Many iconic movies had completely different directors attached in their early stages.
David Lynch’s Return of the Jedi
The director of such dark and surreal thrillers as Blue Velvet and Mulholland Drive might seem like the last person you would want at the helm of a family sci-fi adventure, but that’s exactly who George Lucas requested to take the reigns of the closing chapter of his original blockbusting trilogy. Lynch turned down the offer, however, opting instead for another big budget sci-fi project, the disastrous Dune.
Stanley Kubrick’s A.I

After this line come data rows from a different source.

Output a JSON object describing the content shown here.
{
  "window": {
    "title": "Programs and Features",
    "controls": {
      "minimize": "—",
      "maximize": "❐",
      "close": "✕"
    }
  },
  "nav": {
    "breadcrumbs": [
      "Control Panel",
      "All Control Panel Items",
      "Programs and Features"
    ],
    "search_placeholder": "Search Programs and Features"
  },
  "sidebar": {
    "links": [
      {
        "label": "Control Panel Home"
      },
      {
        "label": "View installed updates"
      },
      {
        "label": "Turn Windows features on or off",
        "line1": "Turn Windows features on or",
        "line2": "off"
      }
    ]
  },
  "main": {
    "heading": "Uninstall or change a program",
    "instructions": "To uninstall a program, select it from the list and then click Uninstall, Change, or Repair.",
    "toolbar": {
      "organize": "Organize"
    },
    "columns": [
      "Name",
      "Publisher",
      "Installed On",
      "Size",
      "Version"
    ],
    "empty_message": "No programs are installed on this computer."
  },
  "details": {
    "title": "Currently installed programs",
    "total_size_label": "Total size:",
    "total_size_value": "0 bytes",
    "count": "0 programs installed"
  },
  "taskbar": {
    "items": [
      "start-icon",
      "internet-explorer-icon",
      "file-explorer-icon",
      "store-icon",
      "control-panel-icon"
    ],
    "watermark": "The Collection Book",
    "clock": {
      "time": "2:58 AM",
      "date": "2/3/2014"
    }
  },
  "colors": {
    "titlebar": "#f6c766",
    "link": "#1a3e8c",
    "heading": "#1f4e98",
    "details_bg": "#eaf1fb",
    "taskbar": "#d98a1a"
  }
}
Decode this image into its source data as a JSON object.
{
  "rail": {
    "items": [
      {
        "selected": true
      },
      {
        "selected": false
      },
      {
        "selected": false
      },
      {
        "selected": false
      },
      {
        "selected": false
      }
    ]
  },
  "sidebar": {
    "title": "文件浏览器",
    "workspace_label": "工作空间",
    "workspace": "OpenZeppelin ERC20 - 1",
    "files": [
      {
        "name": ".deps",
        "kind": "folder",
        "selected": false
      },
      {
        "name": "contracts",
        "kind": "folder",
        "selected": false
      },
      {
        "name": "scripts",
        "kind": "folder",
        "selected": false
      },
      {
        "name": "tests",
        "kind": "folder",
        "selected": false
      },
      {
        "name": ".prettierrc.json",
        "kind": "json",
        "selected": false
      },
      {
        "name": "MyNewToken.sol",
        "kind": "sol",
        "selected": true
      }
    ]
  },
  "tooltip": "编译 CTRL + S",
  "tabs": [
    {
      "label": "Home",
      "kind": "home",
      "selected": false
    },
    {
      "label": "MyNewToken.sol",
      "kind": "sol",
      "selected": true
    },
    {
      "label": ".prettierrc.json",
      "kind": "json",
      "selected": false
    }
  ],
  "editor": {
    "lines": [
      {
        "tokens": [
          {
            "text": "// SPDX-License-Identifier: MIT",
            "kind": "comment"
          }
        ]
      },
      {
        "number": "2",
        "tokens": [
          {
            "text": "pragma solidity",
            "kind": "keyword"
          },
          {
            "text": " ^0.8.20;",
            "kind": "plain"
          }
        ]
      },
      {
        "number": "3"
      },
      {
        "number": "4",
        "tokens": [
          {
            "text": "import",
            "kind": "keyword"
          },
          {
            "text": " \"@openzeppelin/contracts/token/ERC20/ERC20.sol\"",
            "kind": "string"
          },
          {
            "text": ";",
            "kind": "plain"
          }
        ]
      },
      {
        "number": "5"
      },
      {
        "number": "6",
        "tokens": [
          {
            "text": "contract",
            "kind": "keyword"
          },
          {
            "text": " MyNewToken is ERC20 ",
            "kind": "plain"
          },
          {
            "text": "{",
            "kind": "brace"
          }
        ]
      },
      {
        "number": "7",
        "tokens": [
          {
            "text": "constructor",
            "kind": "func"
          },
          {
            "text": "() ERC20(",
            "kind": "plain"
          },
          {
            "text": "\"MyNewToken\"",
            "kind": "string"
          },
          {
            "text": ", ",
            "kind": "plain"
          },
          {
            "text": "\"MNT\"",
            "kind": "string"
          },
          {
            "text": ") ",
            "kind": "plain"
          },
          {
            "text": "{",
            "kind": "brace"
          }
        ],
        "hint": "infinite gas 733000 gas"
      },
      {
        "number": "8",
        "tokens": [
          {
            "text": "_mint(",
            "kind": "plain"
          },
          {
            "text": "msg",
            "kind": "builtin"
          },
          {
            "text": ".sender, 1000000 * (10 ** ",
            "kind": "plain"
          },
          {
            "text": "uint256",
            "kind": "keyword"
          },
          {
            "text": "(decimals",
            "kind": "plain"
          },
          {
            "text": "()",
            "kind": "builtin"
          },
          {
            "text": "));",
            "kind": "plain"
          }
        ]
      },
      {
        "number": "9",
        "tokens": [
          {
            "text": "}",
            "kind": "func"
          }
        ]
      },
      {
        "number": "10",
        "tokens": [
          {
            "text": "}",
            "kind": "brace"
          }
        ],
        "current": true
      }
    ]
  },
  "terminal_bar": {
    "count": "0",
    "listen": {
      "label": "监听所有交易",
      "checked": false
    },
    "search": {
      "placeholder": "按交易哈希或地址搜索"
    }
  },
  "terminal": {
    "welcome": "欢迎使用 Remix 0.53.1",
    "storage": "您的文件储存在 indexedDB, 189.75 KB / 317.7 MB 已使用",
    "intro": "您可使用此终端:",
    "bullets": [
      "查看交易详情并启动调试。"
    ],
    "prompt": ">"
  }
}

A notorious perfectionist, Kubrick had always wanted to adapt writer Brian Aldiss’s short story Super-Toys Last All Summer Long, but felt the special effects industry wasn’t capable of pulling off his vision until late in his life. Falling into ill health, Kubrick passed the project onto Steven Spielberg, who filmed it after Kubrick’s death. It’s widely thought that Kubrick’s version would have been a lot darker than the fairytale Spielberg ultimately gave us.
Martin Scorsese’s Schindler’s List
When Steven Spielberg purchased the rights to Thomas Kenealy’s book in the mid-80s, he felt he wasn’t quite mature enough to bring it to the screen himself. After Sydney Pollack and Roman Polanski turned down Spielberg’s offer to direct, Martin Scorsese reluctantly agreed to take on the project, feeling it more befitting of a Jewish director like Spielberg. Eventually Spielberg came around and took it back off the Italian-American auteur.
Federico Fellini’s Flash Gordon
Italian producer Dino De Laurentiis tried his best to convince his fellow countryman Fellini to helm the sci-fi epic, but the latter declined. Fellini had previous experience with the material, having written a series of Italian Flash Gordon comics before becoming an acclaimed film-maker, and is referenced in the final film, with a character named after the director.
Steven Spielberg’s Rain Man
Spielberg spent five months working on the initial script of the Oscar winning drama but left to direct Indiana Jones and the Last Crusade instead. His replacement, Barry Levinson, was awarded Best Director at the 1989 Academy Awards, an accolade Spielberg would have to wait another five years to acquire with Schindler’s List.
Alejandro Jodorowsky’s Dune
As detailed in a recent acclaimed documentary, the Chilean art house director spent several years in the 70s attempting to bring Frank Herbert’s space opera to the screen. Jodorowsky envisioned a cast featuring the likes of Orson Welles and Salvador Dali, and even talked Pink Floyd into recording the film’s soundtrack. Ultimately, Hollywood decided against funding what would have been a costly project, but a director with a similar art house reputation, David Lynch, would give us his version of the tale in 1984.
Edgar Wright’s Ant-Man
Having amassed a cult following with his ‘Cornetto’ trilogy (Shaun of the Dead, Hot Fuzz, The World’s End), British film-maker Wright set to work on adapting the Marvel comic. Earlier this year, however, Wright left the project under mysterious circumstances, eventually replaced by Bring It On director Peyton Reed. How much of Wright’s vision will make it to the screen remains to be seen when the movie hits theaters next year.
James Cameron’s Spiderman
The Titanic director kicked around the idea of bringing the web-slinger to screens back in the early 90s. Leaked materials suggest a much more adult version than the Sam Raimi trilogy or the recent Mark Webb reboots, with a planned sex scene between Peter Parker and Mary Jane on the Brooklyn Bridge!
Tim Burton’s Superman
Before Bryan Singer’s Superman Returns and Zach Snyder’s Man of Steel, Tim Burton had attempted to give us his version, starring Nicolas Cage in the title role and with a script by Clerks’ director Kevin Smith. The movie was to be titled Superman Lives, but if you’ve seen the embarrassing images of Cage as a Man of Steel with a receding hairline, you’ll be glad it died.
Half of Hollywood’s John Carter
Now known as one of cinema’s great flops, John Carter had seen a host of notable names attached to direct, including John McTiernan, Robert Rodriguez and Jon Favreau. Ultimately, Andrew Stanton was the one left to take the hit when the movie tanked at the box office.
By Eric Hillis